Seems like just yesterday we were talking about Hallowe'en and now it's nearly the end of July!
Well...having survived the coldest and snowiest winter in 116 years, I think we can all give ourselves a pat on the back!
Unfortunately, the warmer temperatures brought with them rain...and we all know that with all that rain have arrived oodles of mosquitoes! Do you know what comes with mosquitoes? That's right! HEARTWORM disease!
Heartworm disease is transmitted by mosquitoes! Here's what happens! Mosquitoes feed on an infected dog which has adult worms living in it's heart. These worms are busy producing baby worms (larvae) which are then taken in by the mosquito with a blood meal. The larvae develops a bit more in the mosquito and then is ready to be deposited into the next susceptible dog (or occasionally cat...more on this later") with the next blood meal. These larvae then go on to develop into adult worms...unless of course your pet is on heartworm preventative medication. What the preventative medications do is kill off these baby worms (larvae) before they are able to go on to develop into adult worms. Once adult worms are present, the treatment for the disease is completely different.
Dogs that develop adult heartworm infection typically show symptoms of heart disease....cough, exercise intolerance, loss of appetite and weight loss. Left untreated, it can be fatal
The most common heartworm preventative medications are given monthly, either as a tablet/chewable or as a topical (squeeze on the skin) treatment. These products typically also dewormer for intestinal worms which is an added bonus. In Manitoba, we typically medicate monthly from the end of May to the end of October. Because the preventatives kill of larvae that have already been deposited, we typically say they 'work backward' ...the tablet that you give at the end of July, for example, kills off any larvae deposited during the month of July. This is why it is especially important to remember to give the last tablets of the year AFTER all of the mosquitoes are done for the year.

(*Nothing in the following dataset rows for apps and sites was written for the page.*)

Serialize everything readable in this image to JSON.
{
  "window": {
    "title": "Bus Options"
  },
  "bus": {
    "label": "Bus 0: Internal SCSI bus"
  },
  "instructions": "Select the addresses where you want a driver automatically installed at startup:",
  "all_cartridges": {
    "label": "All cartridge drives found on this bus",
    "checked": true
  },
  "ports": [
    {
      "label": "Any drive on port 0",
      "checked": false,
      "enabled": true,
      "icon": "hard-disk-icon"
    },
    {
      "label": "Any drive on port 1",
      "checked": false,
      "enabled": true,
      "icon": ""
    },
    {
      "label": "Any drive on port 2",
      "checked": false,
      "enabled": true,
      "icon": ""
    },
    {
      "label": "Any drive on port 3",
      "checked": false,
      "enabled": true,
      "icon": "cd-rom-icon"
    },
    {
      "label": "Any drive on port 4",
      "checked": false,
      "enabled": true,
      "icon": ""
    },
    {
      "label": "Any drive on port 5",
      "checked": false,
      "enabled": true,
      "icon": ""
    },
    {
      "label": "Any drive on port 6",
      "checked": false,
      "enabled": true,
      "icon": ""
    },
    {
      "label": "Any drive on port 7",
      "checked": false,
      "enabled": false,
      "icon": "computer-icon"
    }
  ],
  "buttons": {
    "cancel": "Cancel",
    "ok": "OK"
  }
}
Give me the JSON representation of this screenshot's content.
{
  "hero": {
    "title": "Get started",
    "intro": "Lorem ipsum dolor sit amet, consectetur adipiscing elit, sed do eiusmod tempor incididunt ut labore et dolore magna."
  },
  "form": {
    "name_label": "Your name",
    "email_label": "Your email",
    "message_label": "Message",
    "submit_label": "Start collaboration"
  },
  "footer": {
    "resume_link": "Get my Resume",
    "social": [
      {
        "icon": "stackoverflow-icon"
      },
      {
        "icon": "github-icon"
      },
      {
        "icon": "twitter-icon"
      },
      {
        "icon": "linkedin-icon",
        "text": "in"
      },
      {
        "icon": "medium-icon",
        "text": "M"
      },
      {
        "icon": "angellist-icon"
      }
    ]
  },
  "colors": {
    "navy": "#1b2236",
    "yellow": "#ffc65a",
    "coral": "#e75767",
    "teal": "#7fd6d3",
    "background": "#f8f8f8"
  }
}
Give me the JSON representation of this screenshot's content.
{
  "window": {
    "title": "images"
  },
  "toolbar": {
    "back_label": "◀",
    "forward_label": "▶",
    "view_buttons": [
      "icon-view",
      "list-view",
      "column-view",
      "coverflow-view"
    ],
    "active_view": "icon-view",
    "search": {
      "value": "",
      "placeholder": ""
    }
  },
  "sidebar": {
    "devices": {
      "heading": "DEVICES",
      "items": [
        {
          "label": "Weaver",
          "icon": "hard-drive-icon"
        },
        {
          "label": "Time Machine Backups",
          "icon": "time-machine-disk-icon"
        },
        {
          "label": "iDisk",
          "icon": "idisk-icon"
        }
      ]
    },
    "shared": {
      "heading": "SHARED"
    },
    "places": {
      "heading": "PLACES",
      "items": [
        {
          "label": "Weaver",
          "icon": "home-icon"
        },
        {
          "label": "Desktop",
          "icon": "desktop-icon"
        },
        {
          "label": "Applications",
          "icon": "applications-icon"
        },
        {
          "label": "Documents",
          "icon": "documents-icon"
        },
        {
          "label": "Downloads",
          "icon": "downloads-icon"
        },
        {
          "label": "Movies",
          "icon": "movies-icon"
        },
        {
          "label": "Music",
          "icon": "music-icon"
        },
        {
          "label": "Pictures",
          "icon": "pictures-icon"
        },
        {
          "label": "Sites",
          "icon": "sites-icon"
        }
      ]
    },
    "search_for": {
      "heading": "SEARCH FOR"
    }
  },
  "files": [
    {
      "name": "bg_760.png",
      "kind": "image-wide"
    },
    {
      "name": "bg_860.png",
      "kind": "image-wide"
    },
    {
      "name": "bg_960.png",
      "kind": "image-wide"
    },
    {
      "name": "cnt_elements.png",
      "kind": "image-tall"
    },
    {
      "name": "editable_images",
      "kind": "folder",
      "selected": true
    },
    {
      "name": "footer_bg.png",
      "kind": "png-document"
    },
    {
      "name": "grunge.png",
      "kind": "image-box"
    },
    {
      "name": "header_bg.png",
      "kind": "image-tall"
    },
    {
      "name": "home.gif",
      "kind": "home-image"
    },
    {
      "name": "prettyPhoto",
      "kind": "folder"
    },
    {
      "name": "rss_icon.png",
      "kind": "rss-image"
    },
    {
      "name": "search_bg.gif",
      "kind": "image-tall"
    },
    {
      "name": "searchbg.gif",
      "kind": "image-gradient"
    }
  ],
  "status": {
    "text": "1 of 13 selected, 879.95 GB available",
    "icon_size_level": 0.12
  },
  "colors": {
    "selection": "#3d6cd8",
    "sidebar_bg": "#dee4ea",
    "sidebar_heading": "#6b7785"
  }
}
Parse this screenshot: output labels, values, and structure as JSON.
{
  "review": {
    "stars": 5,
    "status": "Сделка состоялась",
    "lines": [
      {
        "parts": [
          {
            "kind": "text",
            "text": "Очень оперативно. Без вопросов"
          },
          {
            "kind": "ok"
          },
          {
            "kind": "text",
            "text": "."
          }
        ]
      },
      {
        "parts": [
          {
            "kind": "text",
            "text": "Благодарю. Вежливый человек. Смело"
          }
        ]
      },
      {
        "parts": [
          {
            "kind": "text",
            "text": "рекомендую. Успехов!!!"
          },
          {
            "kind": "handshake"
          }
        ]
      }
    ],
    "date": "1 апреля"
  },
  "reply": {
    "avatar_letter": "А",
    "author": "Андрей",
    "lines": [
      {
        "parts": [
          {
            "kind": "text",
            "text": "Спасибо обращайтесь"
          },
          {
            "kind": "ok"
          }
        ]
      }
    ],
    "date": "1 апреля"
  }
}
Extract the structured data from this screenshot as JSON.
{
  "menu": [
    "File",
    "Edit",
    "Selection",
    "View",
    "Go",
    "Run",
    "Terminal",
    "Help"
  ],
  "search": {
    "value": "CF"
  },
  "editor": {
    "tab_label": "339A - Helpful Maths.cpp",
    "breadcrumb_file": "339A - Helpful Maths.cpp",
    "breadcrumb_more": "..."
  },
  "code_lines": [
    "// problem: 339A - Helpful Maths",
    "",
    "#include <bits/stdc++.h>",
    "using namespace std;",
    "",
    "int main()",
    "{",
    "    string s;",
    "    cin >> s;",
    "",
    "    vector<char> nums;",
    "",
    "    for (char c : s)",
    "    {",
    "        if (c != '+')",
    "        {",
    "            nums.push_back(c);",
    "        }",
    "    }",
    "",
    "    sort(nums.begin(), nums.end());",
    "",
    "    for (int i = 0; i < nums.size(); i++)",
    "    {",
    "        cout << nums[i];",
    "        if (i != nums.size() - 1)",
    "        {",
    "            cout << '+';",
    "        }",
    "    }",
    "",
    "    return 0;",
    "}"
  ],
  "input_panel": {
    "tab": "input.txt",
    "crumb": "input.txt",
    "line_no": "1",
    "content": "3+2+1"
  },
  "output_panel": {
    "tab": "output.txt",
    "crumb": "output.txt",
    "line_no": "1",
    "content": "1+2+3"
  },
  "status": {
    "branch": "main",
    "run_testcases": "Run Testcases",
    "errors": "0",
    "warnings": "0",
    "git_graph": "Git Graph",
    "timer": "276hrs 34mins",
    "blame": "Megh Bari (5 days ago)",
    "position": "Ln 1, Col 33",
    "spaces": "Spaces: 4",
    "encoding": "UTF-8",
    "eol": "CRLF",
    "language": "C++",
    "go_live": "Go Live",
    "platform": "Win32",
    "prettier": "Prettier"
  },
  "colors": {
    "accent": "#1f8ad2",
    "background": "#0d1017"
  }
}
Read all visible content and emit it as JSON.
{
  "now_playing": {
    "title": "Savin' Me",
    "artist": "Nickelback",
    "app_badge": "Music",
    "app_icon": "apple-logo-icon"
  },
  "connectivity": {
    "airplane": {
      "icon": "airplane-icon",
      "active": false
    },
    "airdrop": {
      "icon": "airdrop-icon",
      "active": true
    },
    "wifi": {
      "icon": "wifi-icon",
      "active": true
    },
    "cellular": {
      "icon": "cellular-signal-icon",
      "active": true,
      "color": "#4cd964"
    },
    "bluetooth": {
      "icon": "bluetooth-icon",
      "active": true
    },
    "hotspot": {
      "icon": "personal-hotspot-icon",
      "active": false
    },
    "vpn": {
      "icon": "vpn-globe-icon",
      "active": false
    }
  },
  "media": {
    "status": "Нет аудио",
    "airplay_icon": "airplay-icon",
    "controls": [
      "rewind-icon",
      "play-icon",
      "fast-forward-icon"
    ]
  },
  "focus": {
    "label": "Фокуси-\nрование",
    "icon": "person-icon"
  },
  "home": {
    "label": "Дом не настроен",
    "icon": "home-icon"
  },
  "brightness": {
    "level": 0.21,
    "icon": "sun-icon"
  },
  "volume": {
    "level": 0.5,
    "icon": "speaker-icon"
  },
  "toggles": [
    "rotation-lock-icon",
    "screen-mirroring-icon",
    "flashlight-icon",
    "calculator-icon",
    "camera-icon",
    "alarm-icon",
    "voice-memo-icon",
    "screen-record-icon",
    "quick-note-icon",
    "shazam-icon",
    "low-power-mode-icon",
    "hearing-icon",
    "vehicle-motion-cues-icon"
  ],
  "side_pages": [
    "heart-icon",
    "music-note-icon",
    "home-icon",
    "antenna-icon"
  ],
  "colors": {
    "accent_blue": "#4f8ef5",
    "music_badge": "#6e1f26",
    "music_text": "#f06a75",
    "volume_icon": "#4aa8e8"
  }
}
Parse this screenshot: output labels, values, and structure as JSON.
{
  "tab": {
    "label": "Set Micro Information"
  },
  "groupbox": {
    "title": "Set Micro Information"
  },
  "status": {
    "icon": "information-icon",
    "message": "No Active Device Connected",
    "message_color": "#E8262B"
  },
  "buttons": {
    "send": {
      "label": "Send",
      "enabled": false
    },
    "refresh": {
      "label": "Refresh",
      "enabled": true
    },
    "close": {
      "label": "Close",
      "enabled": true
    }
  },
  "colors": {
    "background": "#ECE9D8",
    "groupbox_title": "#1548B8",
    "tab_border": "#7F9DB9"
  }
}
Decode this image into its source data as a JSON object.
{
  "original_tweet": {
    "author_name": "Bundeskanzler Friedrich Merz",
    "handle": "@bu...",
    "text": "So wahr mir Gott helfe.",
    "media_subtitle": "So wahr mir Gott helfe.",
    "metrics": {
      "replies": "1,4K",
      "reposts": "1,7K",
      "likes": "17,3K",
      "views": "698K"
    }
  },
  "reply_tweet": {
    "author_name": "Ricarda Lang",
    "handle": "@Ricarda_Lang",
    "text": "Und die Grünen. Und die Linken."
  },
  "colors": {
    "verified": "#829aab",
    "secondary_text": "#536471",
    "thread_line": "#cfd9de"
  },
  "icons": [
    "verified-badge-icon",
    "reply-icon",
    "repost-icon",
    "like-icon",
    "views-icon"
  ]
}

Getting back to the cats...Cats can also be infected with heartworm but the incidence in cats tends to be much lower. We typically estimate that the incidence in tats is only about 1/10 that in dogs. Unfortunate thing for cats is that a single worm can be fatal and often the first symptom noted in cats is sudden death! Outdoor cats should be on a preventative as well. These product provide the added advantage of treating for tapeworms which are the worms that most commonly affect hunting cats. You know...those little icky rice-like ones that stick to the back end of affected cats!
Well...hope this little heartworm lesson has been useful. If you have any questions about heartworm or preventatives, please give the clinic a call at 204-254-3150! We are always glad to help,
In the meantime...have an awesome summer and hope to see you soon!
Dr. Eichkorn and all of us at Winrose